Records for the task -
····················
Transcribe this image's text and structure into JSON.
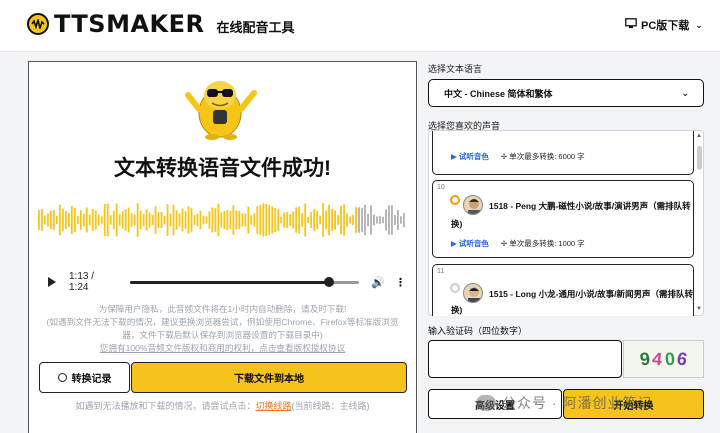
{
  "header": {
    "logo_text": "TTSMAKER",
    "logo_subtitle": "在线配音工具",
    "pc_download_label": "PC版下载",
    "monitor_icon": "monitor-icon"
  },
  "result": {
    "title": "文本转换语音文件成功!",
    "player": {
      "time": "1:13 / 1:24",
      "progress": 0.869
    },
    "notice_lines": [
      "为保障用户隐私，此音频文件将在1小时内自动删除，请及时下载!",
      "(如遇到文件无法下载的情况，建议更换浏览器尝试，例如使用Chrome、Firefox等标准版浏览",
      "器，文件下载后默认保存到浏览器设置的下载目录中)"
    ],
    "license_link": "您拥有100%音频文件版权和商用的权利，点击查看版权授权协议",
    "history_button": "转换记录",
    "download_button": "下载文件到本地",
    "help_text": "如遇到无法播放和下载的情况，请尝试点击：",
    "switch_link": "切换线路",
    "current_route": "(当前线路：主线路)"
  },
  "settings": {
    "language_label": "选择文本语言",
    "language_value": "中文 - Chinese 简体和繁体",
    "voice_label": "选择您喜欢的声音",
    "voices": [
      {
        "num": "",
        "name_line1": "",
        "name_line2": "",
        "listen": "试听音色",
        "chars": "单次最多转换: 6000 字"
      },
      {
        "num": "10",
        "name_line1": "1518 - Peng 大鹏-磁性小说/故事/演讲男声（需排队转",
        "name_line2": "换)",
        "listen": "试听音色",
        "chars": "单次最多转换: 1000 字"
      },
      {
        "num": "11",
        "name_line1": "1515 - Long 小龙-通用/小说/故事/新闻男声（需排队转",
        "name_line2": "换)",
        "listen": "",
        "chars": ""
      }
    ],
    "captcha_label": "输入验证码（四位数字）",
    "captcha_digits": [
      "9",
      "4",
      "0",
      "6"
    ],
    "advanced_button": "高级设置",
    "start_button": "开始转换"
  },
  "watermark": {
    "text": "公众号 · 阿潘创业笔记"
  },
  "colors": {
    "accent_yellow": "#f6c21c",
    "link_blue": "#2563eb",
    "link_orange": "#f97316",
    "wave_yellow": "#f5c518",
    "wave_gray": "#b0b0b0"
  }
}
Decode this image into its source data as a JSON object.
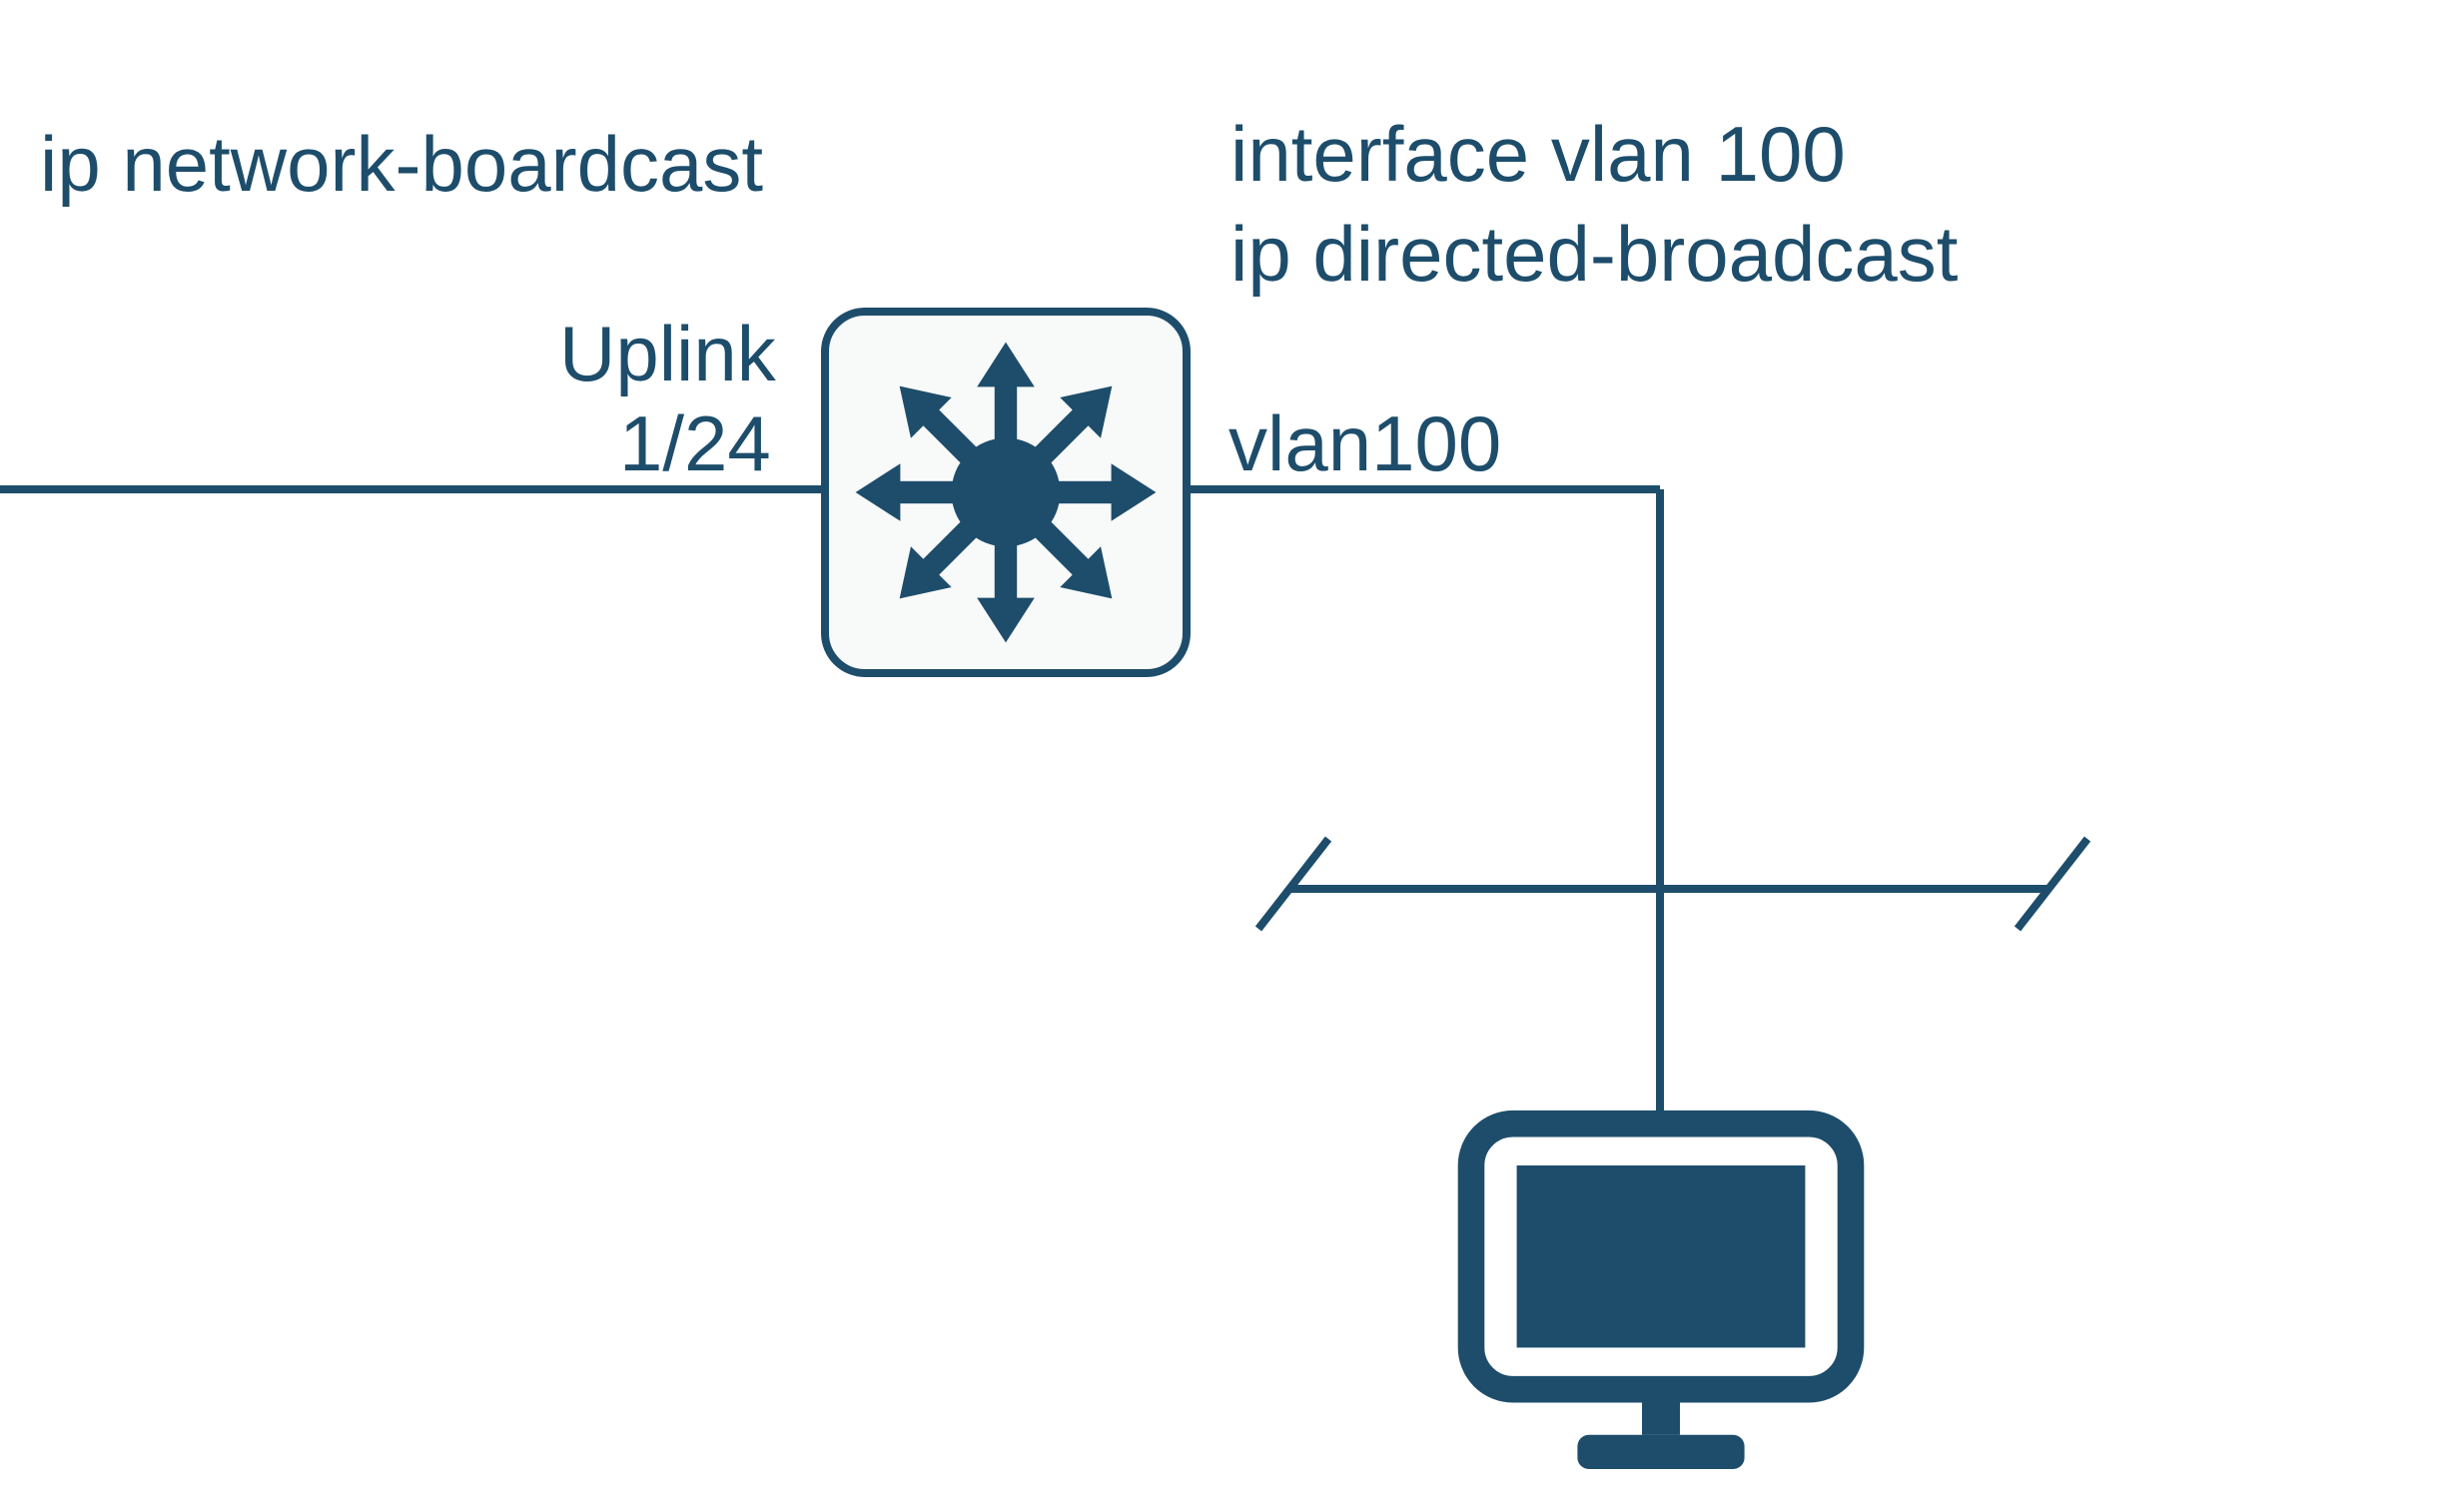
{
  "labels": {
    "left_cmd": "ip network-boardcast",
    "right_cmd_line1": "interface vlan 100",
    "right_cmd_line2": "ip directed-broadcast",
    "uplink": "Uplink",
    "uplink_port": "1/24",
    "vlan": "vlan100"
  },
  "colors": {
    "ink": "#1d4d6b",
    "box_bg": "#f8f9f9"
  }
}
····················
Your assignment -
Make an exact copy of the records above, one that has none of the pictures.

Your response -
Transcribe this image's text and structure into JSON.
{
  "header": {
    "logo_text": "TTSMAKER",
    "logo_subtitle": "在线配音工具",
    "pc_download_label": "PC版下载",
    "monitor_icon": "monitor-icon"
  },
  "result": {
    "title": "文本转换语音文件成功!",
    "player": {
      "time": "1:13 / 1:24",
      "progress": 0.869
    },
    "notice_lines": [
      "为保障用户隐私，此音频文件将在1小时内自动删除，请及时下载!",
      "(如遇到文件无法下载的情况，建议更换浏览器尝试，例如使用Chrome、Firefox等标准版浏览",
      "器，文件下载后默认保存到浏览器设置的下载目录中)"
    ],
    "license_link": "您拥有100%音频文件版权和商用的权利，点击查看版权授权协议",
    "history_button": "转换记录",
    "download_button": "下载文件到本地",
    "help_text": "如遇到无法播放和下载的情况，请尝试点击：",
    "switch_link": "切换线路",
    "current_route": "(当前线路：主线路)"
  },
  "settings": {
    "language_label": "选择文本语言",
    "language_value": "中文 - Chinese 简体和繁体",
    "voice_label": "选择您喜欢的声音",
    "voices": [
      {
        "num": "",
        "name_line1": "",
        "name_line2": "",
        "listen": "试听音色",
        "chars": "单次最多转换: 6000 字"
      },
      {
        "num": "10",
        "name_line1": "1518 - Peng 大鹏-磁性小说/故事/演讲男声（需排队转",
        "name_line2": "换)",
        "listen": "试听音色",
        "chars": "单次最多转换: 1000 字"
      },
      {
        "num": "11",
        "name_line1": "1515 - Long 小龙-通用/小说/故事/新闻男声（需排队转",
        "name_line2": "换)",
        "listen": "",
        "chars": ""
      }
    ],
    "captcha_label": "输入验证码（四位数字）",
    "captcha_digits": [
      "9",
      "4",
      "0",
      "6"
    ],
    "advanced_button": "高级设置",
    "start_button": "开始转换"
  },
  "watermark": {
    "text": "公众号 · 阿潘创业笔记"
  },
  "colors": {
    "accent_yellow": "#f6c21c",
    "link_blue": "#2563eb",
    "link_orange": "#f97316",
    "wave_yellow": "#f5c518",
    "wave_gray": "#b0b0b0"
  }
}
Decode this image into its source data as a JSON object.
{
  "labels": {
    "left_cmd": "ip network-boardcast",
    "right_cmd_line1": "interface vlan 100",
    "right_cmd_line2": "ip directed-broadcast",
    "uplink": "Uplink",
    "uplink_port": "1/24",
    "vlan": "vlan100"
  },
  "colors": {
    "ink": "#1d4d6b",
    "box_bg": "#f8f9f9"
  }
}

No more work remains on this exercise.